On Death and Grief
28 December 2011
THE PASSING OF THE YEAR, GILL EDWARDS AND ROGER WOOLGER
In the weeks before Christmas my heart was moved by the death of two friends, who may also be well known to you. You will, I am sure, want to join me in sending condolences to the families of Roger Woolger and Gill Edwards who both died, too young for my liking. May their journeys be graceful and blessed. May their families feel love and comfort.
Roger, you may remember, was the author of several books including the classic Other Lives, Other Selves about reincarnation and how our past lives affect us today. He was a full-blooded, intelligent, wry and independent thinker who helped to pioneer and clarify a therapeutic approach to past life memories and regression. His company was warm and stimulating.
Gill, of course, was the author of the pivotal Living Magically, which was and still is a crucial bestseller and gateway book, opening up thousands of people to their inherent spirituality. Like Roger she too had a background in psychology. She was also an accomplished teacher and an inspiration to so many people in the world of contemporary spirituality. Only recently she published another inspiring book Conscious Medicine.
Both of them were pioneers, synthesising the best of modern psychology with the wisdom of ancient spiritual traditions. I knew them both over thirty years and had collaborated with them in various ways, always knowing that I could contact them for advice or suggestions, and sometimes we shared students who needed special support.

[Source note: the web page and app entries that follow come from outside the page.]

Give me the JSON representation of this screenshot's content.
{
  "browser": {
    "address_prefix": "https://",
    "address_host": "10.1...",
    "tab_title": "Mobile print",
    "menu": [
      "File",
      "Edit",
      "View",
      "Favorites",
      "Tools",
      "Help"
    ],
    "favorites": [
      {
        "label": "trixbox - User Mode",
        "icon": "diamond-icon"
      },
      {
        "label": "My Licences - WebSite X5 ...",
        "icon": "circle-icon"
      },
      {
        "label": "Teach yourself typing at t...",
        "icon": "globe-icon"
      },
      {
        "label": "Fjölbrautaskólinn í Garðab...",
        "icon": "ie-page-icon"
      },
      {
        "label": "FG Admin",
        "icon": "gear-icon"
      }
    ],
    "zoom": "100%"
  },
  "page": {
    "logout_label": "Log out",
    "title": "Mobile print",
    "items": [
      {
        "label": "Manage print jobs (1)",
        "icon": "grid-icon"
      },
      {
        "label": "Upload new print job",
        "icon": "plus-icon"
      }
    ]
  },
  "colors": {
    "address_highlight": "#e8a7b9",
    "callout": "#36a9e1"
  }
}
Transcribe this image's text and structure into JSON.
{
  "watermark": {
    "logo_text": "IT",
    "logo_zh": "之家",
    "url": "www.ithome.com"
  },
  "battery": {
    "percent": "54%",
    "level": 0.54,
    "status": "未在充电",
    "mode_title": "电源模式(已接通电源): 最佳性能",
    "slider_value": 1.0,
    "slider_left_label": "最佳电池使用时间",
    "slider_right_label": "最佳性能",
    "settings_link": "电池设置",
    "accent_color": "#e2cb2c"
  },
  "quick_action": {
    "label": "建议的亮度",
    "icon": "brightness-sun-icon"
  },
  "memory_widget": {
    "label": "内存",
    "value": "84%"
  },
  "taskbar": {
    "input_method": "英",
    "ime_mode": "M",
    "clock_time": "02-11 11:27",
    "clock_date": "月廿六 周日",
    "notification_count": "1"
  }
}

Whenever I met either of them over the last three decades, our conversations were immediately intimate, good-humoured and helpful. We knew that we were part of a movement exploring new ways of expressing and teaching spiritual development. We shared an affectionate solidarity. I am sure that all of you who knew them too, whether as colleagues, students or readers, also appreciated their strength of spiritual character and presence.
And I miss them both.
They were part of my personal landscape for many years. I am sad that their physical presence is no longer here for me and I feel some grief. I imagine that you too, reading about their passing, may also feel some emotions of loss. This is a normal human response, isn’t it, a normal sadness and emotion?
But here is the irony. From the other side of death, looking down on us, I can imagine both of them smiling: Hey you down there, stop all that grieving. Life continues after death. We’re still here, but just in another dimension and we’ll meet again. Stop your sadness and get on with life!
Roger’s books and teachings were all about the continuity of life after death and Gill’s teachings too were filled with information about the invisible dimensions. In fact, after her death Gill’s family posted on her website a letter that she had recently written to someone who had just lost a loved one. Gill’s letter reminded this person about life after death and the continuation of consciousness and connection.
I too write and teach about these realms. I even lead a course on how to support the transfer of consciousness at death and I spend time every day in meditation, contemplating the dimensions beyond the gateway of death. I am sure that many readers of this article are also attuned to these spiritual dimensions.
But here’s the rub for us. For all the beauty of life beyond death and for all the spiritual realities, we are also warm-blooded creatures, mammals, beings of feeling and emotion. And Gill and Roger were also flesh and blood — and now they are gone.
They may be alive in another dimension, but in this one they are missed.
I write all this as a counterpoint to those spiritual folk who may deny natural, instinctive and healthy emotions, suggesting that death should have no poignancy.
For all the wisdom and knowledge we may have about life after death, would any of us dare to tell a parent not to grieve for their lost child? Or dare to advise a young child not to grieve for a lost parent? This would not be humane. It would lack heart, which is at the core of spirituality — heart, compassion, empathy, fully present to human sadness, suffering and loss, as well as to joy, celebration and genius.
Without heart, perhaps all the knowledge of the inner worlds is worth nothing.
So whilst we may know full well that Gill and Roger are smiling, enjoying their new dimensions, and whilst celebrating their lives and gifts, it is also understandable, normal and fully human to feel loss and miss them.
And this perhaps is what I value most about my friends, students, colleagues and teachers. We have a sense of community, a community of the heart. May it expand and radiate to serve all.
So my lovely friends and companions, whether you are in this world or the next, may the coming year be filled with graceful growth, cosmic enjoyment and abundant blessings.